Bluegill and bullheads got me started. But long before I became a semi-skilled bass angler, common carp educated me. They pulled drag. They broke line. They made my heart pound and my pulse race. And one of them stole my Johnson spincast outfit as it rested in a forked stick on a creek bank.
As I pursued them, I learned the benefits of subtlety and finesse and the importance of tying good knots. And I gained valuable experience combating double-digit carp hooked on Wheaties, dough balls, and worms long before I encountered my first five-pound bass on an artificial.
Many anglers who grew up in the Midwest and Mid-South, where common carp are especially common, shared similar experiences, I suspect.
What I didn't know then and what thousands and thousands of still don't know today is that the common carp also has altered, degraded, and even destroyed sport fisheries in every state except Alaska. They've been in our waters so long that most just think of them as natives, which they are not.
Rather, they are arguably the most destructive aquatic species every introduced into the United States. But, as the U.S. Geological Survey (USGS) points out, because they have been present in some areas since the first surveys were taken, their impact can't be definitively determined.
Long before political favoritism, poor judgment, illegal acts, and under-regulated pet and shipping industries led to the introduction and spread of other exotic fish, including bighead and silver carp, the federal government championed import of the common carp. A fish native to Asia and Eastern Europe, it had been cultivated as a food fish and water-garden inhabitant for thousands of years.
Pressure on the feds came from immigrants, who could not believe that the waters of their new homeland did not contain carp. Out in California, Julius A. Poppe imported five carp from Germany in 1872, and, four years later, was shipping them by train throughout the country.

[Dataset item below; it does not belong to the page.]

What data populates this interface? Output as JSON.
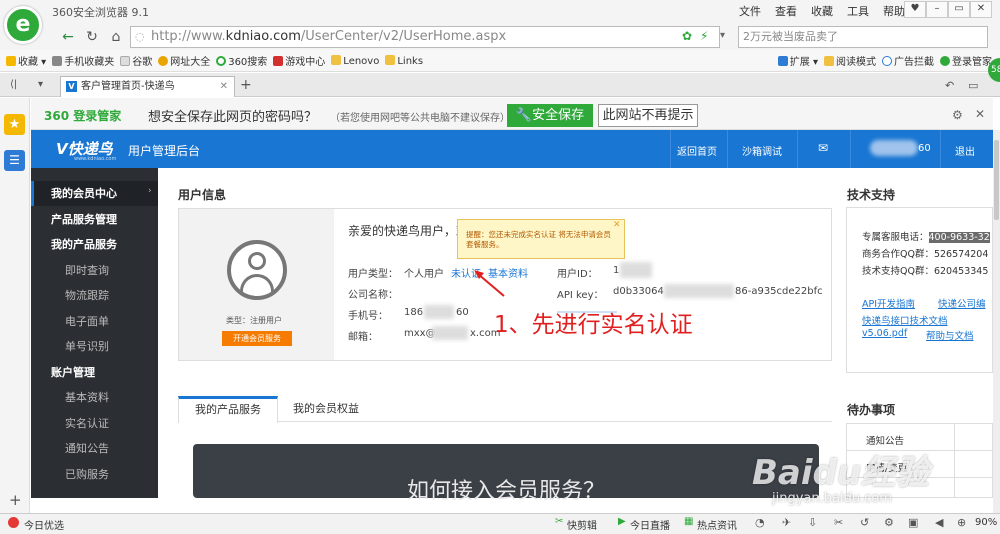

"There ought to be one person in every county who would raise choice carp as stock fish to sell to others to fatten for their own tables," he said.
Listening to Poppe and others, the U.S. Commission of Fish and Fisheries began to intensively cultivate and distribute carp in 1877, with state fish commissions soon following suit. Additionally, the carp's ability to live and reproduce in most every water condition allowed it to spread on its own as well.
So, what happened? First, the common carp did not prove to be the popular food and sport fish that it was in Europe and Asia. By the turn of the century, in fact, fishermen saw it supplanting the fish that they preferred to catch and eat. Additionally, both anglers and fisheries managers noted that formerly clear lakes and ponds where carp had been introduced were turning muddy.
That's because the common carp is a bottom feeder, not a filter-feeder like silver and bighead carp. It uproots vegetation, as it sucks in mud and other matter, retaining the nutrients it finds, while spitting out the rest. This increases turbidity, which, in turn, reduces the ability of predator fish to see their prey. It also hinders light penetration, which aquatic vegetation requires for growth. Plus, the USGS said, "There is also evidence that common carp prey on the eggs of other fish species."
Now factor in the carp's productivity. A female can lay up to two million eggs during one spawn, and the young can grow as large as eight inches in the first year.
Of course, bottom-feeding carp were not solely to blame for murky water and declining populations of native fish. Their introduction came at a time when we also were oblivious to the impacts that pollution and land-use practices had on our lakes and rivers. As much as anything, carp simply took advantage of conditions that harmed native species while allowing them to thrive.
Today, state agencies spend millions of dollars annually rehabilitating fisheries that have been overrun with carp. For example, Kansas recently contracted with commercial fishermen to catch and remove them from Milford Reservoir, the largest impoundment in the state.
"Agency officials hope that removing carp from Milford will improve water quality and reduce the potential for blue-green algae blooms, while also providing benefits to sport fish," said Kansas Department of Wildlife, Parks and Tourism."
Yeah, the common carp is a great "starter" fish. But who knows what bounty that I and many others might have enjoyed as kids if our waters had not been invaded and degraded by them.
(This article appeared originally in B.A.S.S. Times.)